:: DATA RECORDS ::

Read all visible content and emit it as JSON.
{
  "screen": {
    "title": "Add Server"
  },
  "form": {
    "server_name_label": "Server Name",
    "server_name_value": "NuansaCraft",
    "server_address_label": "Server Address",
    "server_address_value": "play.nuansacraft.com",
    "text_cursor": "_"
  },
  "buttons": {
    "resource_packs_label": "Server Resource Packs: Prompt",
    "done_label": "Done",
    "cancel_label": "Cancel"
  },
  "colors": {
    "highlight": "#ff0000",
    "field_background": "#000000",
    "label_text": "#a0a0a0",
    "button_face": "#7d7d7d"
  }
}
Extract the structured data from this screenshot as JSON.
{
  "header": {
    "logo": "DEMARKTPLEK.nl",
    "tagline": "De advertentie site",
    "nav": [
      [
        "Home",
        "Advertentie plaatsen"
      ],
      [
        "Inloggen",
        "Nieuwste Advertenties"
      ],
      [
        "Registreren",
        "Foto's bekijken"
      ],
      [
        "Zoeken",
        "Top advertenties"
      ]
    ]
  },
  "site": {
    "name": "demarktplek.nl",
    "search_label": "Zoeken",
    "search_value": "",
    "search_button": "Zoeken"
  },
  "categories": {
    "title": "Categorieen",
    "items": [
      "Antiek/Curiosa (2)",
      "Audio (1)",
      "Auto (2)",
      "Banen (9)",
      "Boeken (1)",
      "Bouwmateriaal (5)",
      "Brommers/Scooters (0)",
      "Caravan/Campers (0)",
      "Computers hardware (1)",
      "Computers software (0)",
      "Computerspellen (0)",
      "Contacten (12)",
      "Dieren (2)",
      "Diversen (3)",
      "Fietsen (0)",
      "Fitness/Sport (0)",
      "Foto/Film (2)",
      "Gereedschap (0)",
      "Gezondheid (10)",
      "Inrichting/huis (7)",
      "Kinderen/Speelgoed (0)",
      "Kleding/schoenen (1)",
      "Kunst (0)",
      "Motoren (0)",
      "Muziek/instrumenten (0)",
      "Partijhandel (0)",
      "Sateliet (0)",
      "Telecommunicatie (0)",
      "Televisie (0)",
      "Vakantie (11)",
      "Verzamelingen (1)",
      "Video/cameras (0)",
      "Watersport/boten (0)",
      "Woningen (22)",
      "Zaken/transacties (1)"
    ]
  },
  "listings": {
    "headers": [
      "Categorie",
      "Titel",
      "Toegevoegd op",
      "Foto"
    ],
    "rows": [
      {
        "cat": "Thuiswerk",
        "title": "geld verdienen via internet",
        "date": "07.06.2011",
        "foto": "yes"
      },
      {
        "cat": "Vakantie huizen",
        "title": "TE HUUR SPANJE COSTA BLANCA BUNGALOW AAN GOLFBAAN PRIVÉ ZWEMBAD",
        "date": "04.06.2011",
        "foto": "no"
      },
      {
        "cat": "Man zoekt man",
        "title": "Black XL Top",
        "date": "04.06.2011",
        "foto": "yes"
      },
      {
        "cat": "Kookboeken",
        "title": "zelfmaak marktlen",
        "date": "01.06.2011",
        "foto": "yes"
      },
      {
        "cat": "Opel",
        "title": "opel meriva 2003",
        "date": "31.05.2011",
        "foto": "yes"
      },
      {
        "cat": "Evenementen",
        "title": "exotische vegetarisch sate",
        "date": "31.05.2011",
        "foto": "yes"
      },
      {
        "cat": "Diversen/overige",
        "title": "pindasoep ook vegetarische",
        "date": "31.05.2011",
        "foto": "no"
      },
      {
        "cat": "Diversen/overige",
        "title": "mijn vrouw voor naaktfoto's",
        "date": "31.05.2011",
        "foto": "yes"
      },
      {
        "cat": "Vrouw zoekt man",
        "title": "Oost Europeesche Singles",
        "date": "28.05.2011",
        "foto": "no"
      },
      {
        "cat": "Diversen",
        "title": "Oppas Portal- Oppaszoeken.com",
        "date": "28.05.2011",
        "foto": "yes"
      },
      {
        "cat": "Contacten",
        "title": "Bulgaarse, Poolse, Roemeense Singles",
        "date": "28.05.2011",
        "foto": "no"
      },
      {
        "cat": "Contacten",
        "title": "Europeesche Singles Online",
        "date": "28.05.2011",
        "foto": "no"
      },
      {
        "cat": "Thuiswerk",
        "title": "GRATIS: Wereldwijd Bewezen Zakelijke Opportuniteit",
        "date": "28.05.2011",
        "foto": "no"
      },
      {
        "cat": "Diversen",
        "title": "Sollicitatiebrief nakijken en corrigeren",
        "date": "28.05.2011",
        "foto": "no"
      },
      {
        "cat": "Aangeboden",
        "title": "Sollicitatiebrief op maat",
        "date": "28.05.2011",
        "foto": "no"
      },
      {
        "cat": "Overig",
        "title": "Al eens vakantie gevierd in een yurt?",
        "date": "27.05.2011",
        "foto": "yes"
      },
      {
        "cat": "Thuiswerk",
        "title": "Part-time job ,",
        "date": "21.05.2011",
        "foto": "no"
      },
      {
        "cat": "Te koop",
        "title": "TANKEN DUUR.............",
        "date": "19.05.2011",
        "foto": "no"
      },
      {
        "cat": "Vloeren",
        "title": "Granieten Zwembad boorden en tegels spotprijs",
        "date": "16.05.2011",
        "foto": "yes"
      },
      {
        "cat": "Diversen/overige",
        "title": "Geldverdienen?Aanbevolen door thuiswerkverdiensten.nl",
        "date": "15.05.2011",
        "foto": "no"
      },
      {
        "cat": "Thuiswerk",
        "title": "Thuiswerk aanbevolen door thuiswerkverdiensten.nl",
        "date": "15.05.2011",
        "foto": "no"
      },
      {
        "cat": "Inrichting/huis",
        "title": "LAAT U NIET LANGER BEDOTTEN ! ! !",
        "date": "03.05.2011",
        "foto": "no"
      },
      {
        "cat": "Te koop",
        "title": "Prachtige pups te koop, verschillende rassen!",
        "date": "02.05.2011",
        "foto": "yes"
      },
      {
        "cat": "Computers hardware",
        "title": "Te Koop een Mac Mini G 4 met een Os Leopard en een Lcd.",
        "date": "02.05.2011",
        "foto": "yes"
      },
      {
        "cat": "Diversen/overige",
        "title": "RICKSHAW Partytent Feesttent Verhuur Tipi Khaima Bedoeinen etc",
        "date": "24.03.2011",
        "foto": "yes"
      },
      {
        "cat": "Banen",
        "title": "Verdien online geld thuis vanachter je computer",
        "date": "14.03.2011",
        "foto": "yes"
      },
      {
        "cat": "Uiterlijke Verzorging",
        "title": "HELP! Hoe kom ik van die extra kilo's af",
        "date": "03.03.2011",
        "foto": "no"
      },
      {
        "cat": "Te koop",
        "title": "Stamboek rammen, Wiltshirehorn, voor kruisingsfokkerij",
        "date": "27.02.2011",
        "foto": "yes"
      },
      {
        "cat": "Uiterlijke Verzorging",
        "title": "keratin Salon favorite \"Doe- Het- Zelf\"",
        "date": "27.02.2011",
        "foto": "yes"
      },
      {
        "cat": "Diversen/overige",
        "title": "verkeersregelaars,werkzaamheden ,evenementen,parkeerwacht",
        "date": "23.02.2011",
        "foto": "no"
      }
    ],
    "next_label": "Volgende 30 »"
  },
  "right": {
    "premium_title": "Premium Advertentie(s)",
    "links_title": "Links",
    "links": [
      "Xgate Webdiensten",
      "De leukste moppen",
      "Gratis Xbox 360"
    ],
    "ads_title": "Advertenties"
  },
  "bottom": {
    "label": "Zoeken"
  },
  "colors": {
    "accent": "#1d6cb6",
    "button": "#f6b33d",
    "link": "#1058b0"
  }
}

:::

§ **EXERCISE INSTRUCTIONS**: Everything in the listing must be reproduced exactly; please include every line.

§ **RESULT OF THIS EXERCISE**:
Read all visible content and emit it as JSON.
{
  "screen": {
    "title": "Add Server"
  },
  "form": {
    "server_name_label": "Server Name",
    "server_name_value": "NuansaCraft",
    "server_address_label": "Server Address",
    "server_address_value": "play.nuansacraft.com",
    "text_cursor": "_"
  },
  "buttons": {
    "resource_packs_label": "Server Resource Packs: Prompt",
    "done_label": "Done",
    "cancel_label": "Cancel"
  },
  "colors": {
    "highlight": "#ff0000",
    "field_background": "#000000",
    "label_text": "#a0a0a0",
    "button_face": "#7d7d7d"
  }
}
Extract the structured data from this screenshot as JSON.
{
  "header": {
    "logo": "DEMARKTPLEK.nl",
    "tagline": "De advertentie site",
    "nav": [
      [
        "Home",
        "Advertentie plaatsen"
      ],
      [
        "Inloggen",
        "Nieuwste Advertenties"
      ],
      [
        "Registreren",
        "Foto's bekijken"
      ],
      [
        "Zoeken",
        "Top advertenties"
      ]
    ]
  },
  "site": {
    "name": "demarktplek.nl",
    "search_label": "Zoeken",
    "search_value": "",
    "search_button": "Zoeken"
  },
  "categories": {
    "title": "Categorieen",
    "items": [
      "Antiek/Curiosa (2)",
      "Audio (1)",
      "Auto (2)",
      "Banen (9)",
      "Boeken (1)",
      "Bouwmateriaal (5)",
      "Brommers/Scooters (0)",
      "Caravan/Campers (0)",
      "Computers hardware (1)",
      "Computers software (0)",
      "Computerspellen (0)",
      "Contacten (12)",
      "Dieren (2)",
      "Diversen (3)",
      "Fietsen (0)",
      "Fitness/Sport (0)",
      "Foto/Film (2)",
      "Gereedschap (0)",
      "Gezondheid (10)",
      "Inrichting/huis (7)",
      "Kinderen/Speelgoed (0)",
      "Kleding/schoenen (1)",
      "Kunst (0)",
      "Motoren (0)",
      "Muziek/instrumenten (0)",
      "Partijhandel (0)",
      "Sateliet (0)",
      "Telecommunicatie (0)",
      "Televisie (0)",
      "Vakantie (11)",
      "Verzamelingen (1)",
      "Video/cameras (0)",
      "Watersport/boten (0)",
      "Woningen (22)",
      "Zaken/transacties (1)"
    ]
  },
  "listings": {
    "headers": [
      "Categorie",
      "Titel",
      "Toegevoegd op",
      "Foto"
    ],
    "rows": [
      {
        "cat": "Thuiswerk",
        "title": "geld verdienen via internet",
        "date": "07.06.2011",
        "foto": "yes"
      },
      {
        "cat": "Vakantie huizen",
        "title": "TE HUUR SPANJE COSTA BLANCA BUNGALOW AAN GOLFBAAN PRIVÉ ZWEMBAD",
        "date": "04.06.2011",
        "foto": "no"
      },
      {
        "cat": "Man zoekt man",
        "title": "Black XL Top",
        "date": "04.06.2011",
        "foto": "yes"
      },
      {
        "cat": "Kookboeken",
        "title": "zelfmaak marktlen",
        "date": "01.06.2011",
        "foto": "yes"
      },
      {
        "cat": "Opel",
        "title": "opel meriva 2003",
        "date": "31.05.2011",
        "foto": "yes"
      },
      {
        "cat": "Evenementen",
        "title": "exotische vegetarisch sate",
        "date": "31.05.2011",
        "foto": "yes"
      },
      {
        "cat": "Diversen/overige",
        "title": "pindasoep ook vegetarische",
        "date": "31.05.2011",
        "foto": "no"
      },
      {
        "cat": "Diversen/overige",
        "title": "mijn vrouw voor naaktfoto's",
        "date": "31.05.2011",
        "foto": "yes"
      },
      {
        "cat": "Vrouw zoekt man",
        "title": "Oost Europeesche Singles",
        "date": "28.05.2011",
        "foto": "no"
      },
      {
        "cat": "Diversen",
        "title": "Oppas Portal- Oppaszoeken.com",
        "date": "28.05.2011",
        "foto": "yes"
      },
      {
        "cat": "Contacten",
        "title": "Bulgaarse, Poolse, Roemeense Singles",
        "date": "28.05.2011",
        "foto": "no"
      },
      {
        "cat": "Contacten",
        "title": "Europeesche Singles Online",
        "date": "28.05.2011",
        "foto": "no"
      },
      {
        "cat": "Thuiswerk",
        "title": "GRATIS: Wereldwijd Bewezen Zakelijke Opportuniteit",
        "date": "28.05.2011",
        "foto": "no"
      },
      {
        "cat": "Diversen",
        "title": "Sollicitatiebrief nakijken en corrigeren",
        "date": "28.05.2011",
        "foto": "no"
      },
      {
        "cat": "Aangeboden",
        "title": "Sollicitatiebrief op maat",
        "date": "28.05.2011",
        "foto": "no"
      },
      {
        "cat": "Overig",
        "title": "Al eens vakantie gevierd in een yurt?",
        "date": "27.05.2011",
        "foto": "yes"
      },
      {
        "cat": "Thuiswerk",
        "title": "Part-time job ,",
        "date": "21.05.2011",
        "foto": "no"
      },
      {
        "cat": "Te koop",
        "title": "TANKEN DUUR.............",
        "date": "19.05.2011",
        "foto": "no"
      },
      {
        "cat": "Vloeren",
        "title": "Granieten Zwembad boorden en tegels spotprijs",
        "date": "16.05.2011",
        "foto": "yes"
      },
      {
        "cat": "Diversen/overige",
        "title": "Geldverdienen?Aanbevolen door thuiswerkverdiensten.nl",
        "date": "15.05.2011",
        "foto": "no"
      },
      {
        "cat": "Thuiswerk",
        "title": "Thuiswerk aanbevolen door thuiswerkverdiensten.nl",
        "date": "15.05.2011",
        "foto": "no"
      },
      {
        "cat": "Inrichting/huis",
        "title": "LAAT U NIET LANGER BEDOTTEN ! ! !",
        "date": "03.05.2011",
        "foto": "no"
      },
      {
        "cat": "Te koop",
        "title": "Prachtige pups te koop, verschillende rassen!",
        "date": "02.05.2011",
        "foto": "yes"
      },
      {
        "cat": "Computers hardware",
        "title": "Te Koop een Mac Mini G 4 met een Os Leopard en een Lcd.",
        "date": "02.05.2011",
        "foto": "yes"
      },
      {
        "cat": "Diversen/overige",
        "title": "RICKSHAW Partytent Feesttent Verhuur Tipi Khaima Bedoeinen etc",
        "date": "24.03.2011",
        "foto": "yes"
      },
      {
        "cat": "Banen",
        "title": "Verdien online geld thuis vanachter je computer",
        "date": "14.03.2011",
        "foto": "yes"
      },
      {
        "cat": "Uiterlijke Verzorging",
        "title": "HELP! Hoe kom ik van die extra kilo's af",
        "date": "03.03.2011",
        "foto": "no"
      },
      {
        "cat": "Te koop",
        "title": "Stamboek rammen, Wiltshirehorn, voor kruisingsfokkerij",
        "date": "27.02.2011",
        "foto": "yes"
      },
      {
        "cat": "Uiterlijke Verzorging",
        "title": "keratin Salon favorite \"Doe- Het- Zelf\"",
        "date": "27.02.2011",
        "foto": "yes"
      },
      {
        "cat": "Diversen/overige",
        "title": "verkeersregelaars,werkzaamheden ,evenementen,parkeerwacht",
        "date": "23.02.2011",
        "foto": "no"
      }
    ],
    "next_label": "Volgende 30 »"
  },
  "right": {
    "premium_title": "Premium Advertentie(s)",
    "links_title": "Links",
    "links": [
      "Xgate Webdiensten",
      "De leukste moppen",
      "Gratis Xbox 360"
    ],
    "ads_title": "Advertenties"
  },
  "bottom": {
    "label": "Zoeken"
  },
  "colors": {
    "accent": "#1d6cb6",
    "button": "#f6b33d",
    "link": "#1058b0"
  }
}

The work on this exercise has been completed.